But the People’s Response Team’s Rose told AlterNet, “The mayor labels Chicago a sanctuary city, yet the amount of collaboration between the departments is very unclear. Even operating separately, police and ICE pose a risk of violence against communities. A shooting like this shows that ICE agents are just as dangerous as cops.”
The ICE Chicago Field Office and the office of Mayor Emanuel did not immediately return a request for comment. Reached by phone, the Chicago Police Department referred AlterNet to a prior statement released by the agency in which it acknowledged its intention to collaborate with DHS regarding the aftermath of the shooting. “CPD will investigate the underlying criminal offense and work with DHS and the United States Attorney for the Northern District of Illinois,” the force declared. AlterNet was told to direct any followup questions to ICE.
In their joint statement, People’s Response Team, Organized Communities Against Deportations and Mijente declared that “our communities’ needs have not been met and have been further destabilized by the city of Chicago’s divestment from mental health clinics, schools, and public programming. It is not enough to have police and ICE break ties — both agencies receive heavy funding from local and federal government, funding that could instead be used to invest in our black, brown and immigrant communities.”

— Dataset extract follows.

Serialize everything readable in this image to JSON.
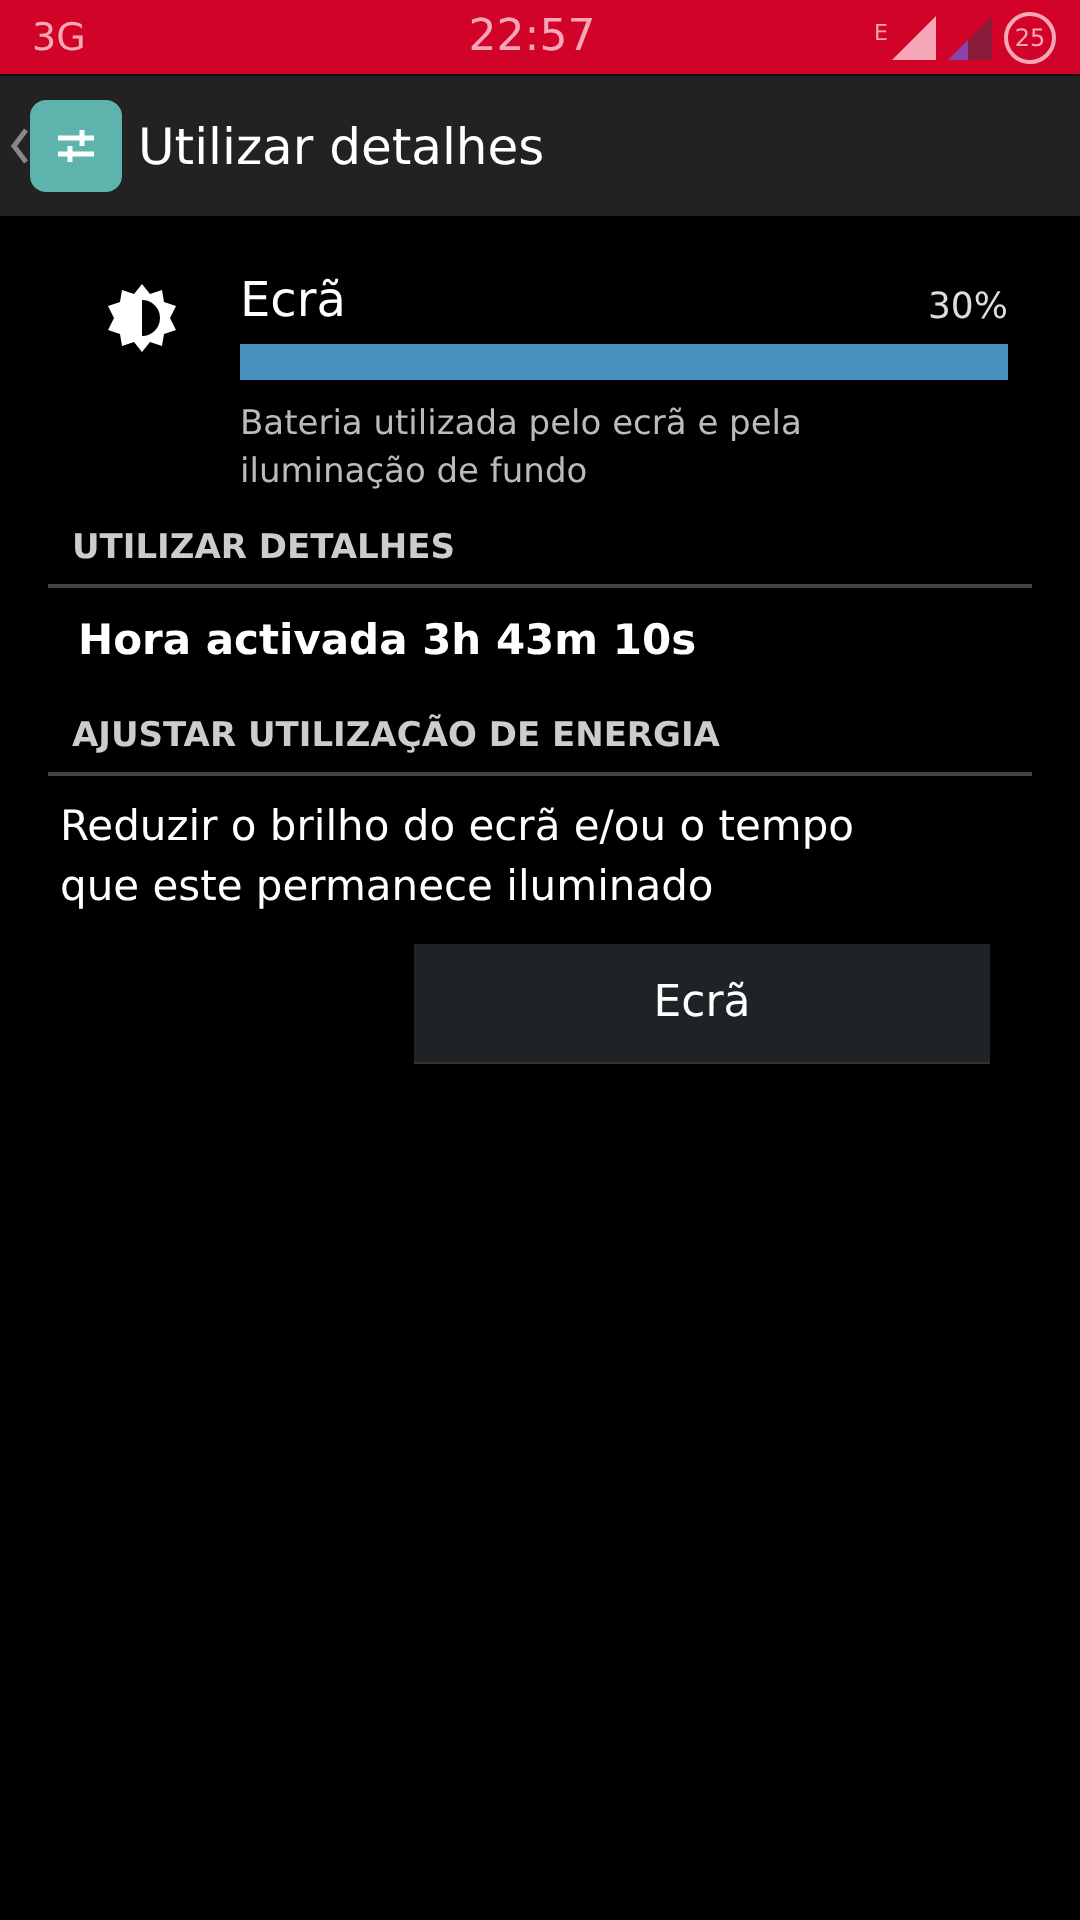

“ICE and police have taken our sanity, our safety and our humanity hostage,” the organizations added. “We continue to demand accountability for the well-being of our communities, and adamantly seek justice for every individual who has been irreparably wronged by this system.”